Persistent Infection: Chronic Hepatitis C
If the body fails to clear hepatitis C within 6 months -- which is the case for 75 to 85 percent of infected individuals, according to CDC -- the disease is considered chronic. This means the infection will persist unless treatment is provided to clear the virus from the body. Chronic hepatitis C often causes no obvious symptoms. If symptoms do develop, they can be easily overlooked or attributed to another cause. However, there can be some telltale signs and symptoms indicating the virus is present in the body.
A November 2012 "Journal of Hepatology" research article noted that 52 percent of hepatitis C-positive participants reported moderate to severe fatigue. Persistent fatigue can interfere with motivation, physical functioning and social life. People with chronic hepatitis C might also experience mild physical symptoms that come and go periodically, often resembling the flu. These might include body aches, mild abdominal pain and nausea.
Other Signs and Symptoms: Mood, Mind and More
Hepatitis C can affect parts of the body other than the liver. One of the most common such manifestations is a condition called mixed cryoglobulinemia, which inflames blood vessels. Signs and symptoms might include a splotchy red rash on the lower legs, joint pain in the hands and feet, numbness or tingling in the arms or legs, and blood in the urine.

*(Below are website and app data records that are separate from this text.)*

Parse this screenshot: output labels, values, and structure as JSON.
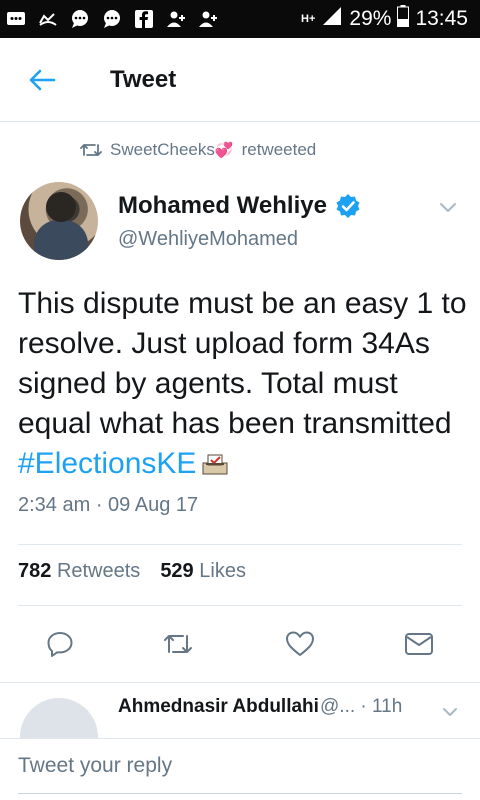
{
  "status_bar": {
    "battery": "29%",
    "time": "13:45",
    "network": "H+",
    "icons": [
      "messages-icon",
      "missed-call-icon",
      "chat-icon",
      "chat-icon",
      "facebook-icon",
      "person-add-icon",
      "person-add-icon"
    ]
  },
  "header": {
    "title": "Tweet"
  },
  "retweet": {
    "user": "SweetCheeks",
    "emoji": "💞",
    "label": "retweeted"
  },
  "tweet": {
    "author_name": "Mohamed Wehliye",
    "author_handle": "@WehliyeMohamed",
    "text": "This dispute must be an easy 1 to resolve. Just upload form 34As signed by agents. Total must equal what has been transmitted ",
    "hashtag": "#ElectionsKE",
    "emoji_icon": "ballot-box-icon",
    "timestamp": "2:34 am · 09 Aug 17",
    "retweets_count": "782",
    "retweets_label": "Retweets",
    "likes_count": "529",
    "likes_label": "Likes"
  },
  "reply": {
    "author_name": "Ahmednasir Abdullahi",
    "meta": "@... · 11h"
  },
  "compose": {
    "placeholder": "Tweet your reply"
  },
  "colors": {
    "accent": "#1da1f2",
    "text": "#14171a",
    "muted": "#657786",
    "heart": "#e0245e"
  }
}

People with hepatitis C also report mood disturbances, although it's not clear whether these problems are directly related to the virus. A large U.S. study found that nearly 14 percent of people with hepatitis C had depression, according to the April 2012 "BMC Infectious Diseases" research report. Possible signs and symptoms of depression include persistent sadness or hopelessness, lack of energy and loss of interest in relationships or activities. Many people with hepatitis C also report experiencing impaired or slow thinking referred to as "brain fog," which often manifests as forgetfulness or difficulty concentrating.
Advanced Hepatitis C: Liver Failure
Untreated hepatitis C can eventually lead to cirrhosis over a period of 20 to 30 years, according to CDC. Often asymptomatic at first, cirrhosis can lead to liver failure as it progresses. Among the first signs may be weight loss and loss of muscle mass in the arms and legs with associated weakness. As the liver loses its ability to process toxins and blood flow through the scarred liver decreases, symptoms often become severe. Common signs and symptoms include: - jaundice - swelling in the abdomen and ankles - prominent veins in the skin over the stomach - poor appetite and/or stomach upset - pain on the right side just below the ribs - purple spots on the skin and easy bruising - generalized itchiness
Buildup of toxins can also affect the nervous system, causing shakiness of the hands, personality changes, erratic sleep patterns, irritability, confusion and drowsiness. Severe brain toxicity related to liver failure sometimes leads to coma and death.
Warnings and Precautions
Hepatitis C cannot be diagnosed based on signs and symptoms. A blood test is the only way to know for sure if you've contracted hepatitis C. If you're experiencing signs or symptoms that might indicate hepatitis C -- or think you might have been exposed to infected blood or body fluids -- see your doctor for testing or contact your health department to find a local testing sites. CDC also recommends one-time hepatitis C screening for anyone born from 1945 through 1965 because most people with the illness are in this age group.
Seek emergency medical care if you experience sudden or severe symptoms, such as vomiting or spitting up blood, bloody or black stools, worsening abdominal pain, fever, dizziness or fainting, confusion or difficulty staying awake.
Medical advisor: Tina St. John, M.D.